• [Problem]: The pictures are to be dropped, and the records below are to be restated word for word.

══════

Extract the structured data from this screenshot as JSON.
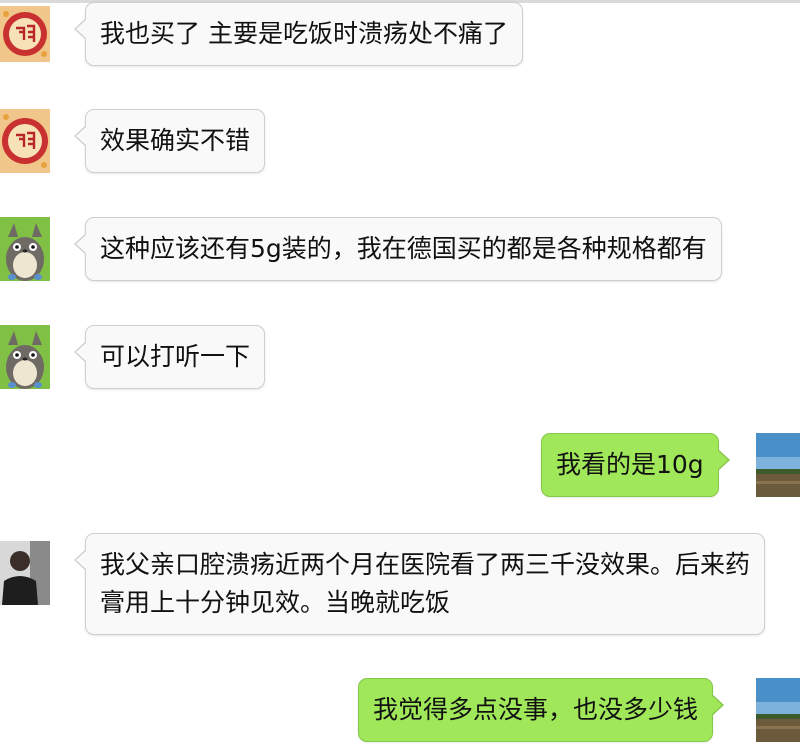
{
  "chat": {
    "messages": [
      {
        "sender": "fu-avatar",
        "side": "left",
        "text": "我也买了 主要是吃饭时溃疡处不痛了"
      },
      {
        "sender": "fu-avatar",
        "side": "left",
        "text": "效果确实不错"
      },
      {
        "sender": "totoro-avatar",
        "side": "left",
        "text": "这种应该还有5g装的，我在德国买的都是各种规格都有"
      },
      {
        "sender": "totoro-avatar",
        "side": "left",
        "text": "可以打听一下"
      },
      {
        "sender": "landscape-avatar",
        "side": "right",
        "text": "我看的是10g"
      },
      {
        "sender": "person-avatar",
        "side": "left",
        "lines": [
          "我父亲口腔溃疡近两个月在医院看了两三千没效果。后来药",
          "膏用上十分钟见效。当晚就吃饭"
        ]
      },
      {
        "sender": "landscape-avatar",
        "side": "right",
        "text": "我觉得多点没事，也没多少钱"
      }
    ]
  },
  "avatars": {
    "fu": {
      "icon": "fu-new-year-avatar",
      "color": "#b8262a"
    },
    "totoro": {
      "icon": "totoro-avatar",
      "color": "#7fc045"
    },
    "person": {
      "icon": "person-photo-avatar",
      "color": "#2a2a2a"
    },
    "landscape": {
      "icon": "landscape-photo-avatar",
      "color": "#4a90c8"
    }
  },
  "colors": {
    "incoming_bubble": "#f9f9f9",
    "outgoing_bubble": "#a0e75a"
  }
}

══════

• [Answer below]:
Extract the structured data from this screenshot as JSON.
{
  "chat": {
    "messages": [
      {
        "sender": "fu-avatar",
        "side": "left",
        "text": "我也买了 主要是吃饭时溃疡处不痛了"
      },
      {
        "sender": "fu-avatar",
        "side": "left",
        "text": "效果确实不错"
      },
      {
        "sender": "totoro-avatar",
        "side": "left",
        "text": "这种应该还有5g装的，我在德国买的都是各种规格都有"
      },
      {
        "sender": "totoro-avatar",
        "side": "left",
        "text": "可以打听一下"
      },
      {
        "sender": "landscape-avatar",
        "side": "right",
        "text": "我看的是10g"
      },
      {
        "sender": "person-avatar",
        "side": "left",
        "lines": [
          "我父亲口腔溃疡近两个月在医院看了两三千没效果。后来药",
          "膏用上十分钟见效。当晚就吃饭"
        ]
      },
      {
        "sender": "landscape-avatar",
        "side": "right",
        "text": "我觉得多点没事，也没多少钱"
      }
    ]
  },
  "avatars": {
    "fu": {
      "icon": "fu-new-year-avatar",
      "color": "#b8262a"
    },
    "totoro": {
      "icon": "totoro-avatar",
      "color": "#7fc045"
    },
    "person": {
      "icon": "person-photo-avatar",
      "color": "#2a2a2a"
    },
    "landscape": {
      "icon": "landscape-photo-avatar",
      "color": "#4a90c8"
    }
  },
  "colors": {
    "incoming_bubble": "#f9f9f9",
    "outgoing_bubble": "#a0e75a"
  }
}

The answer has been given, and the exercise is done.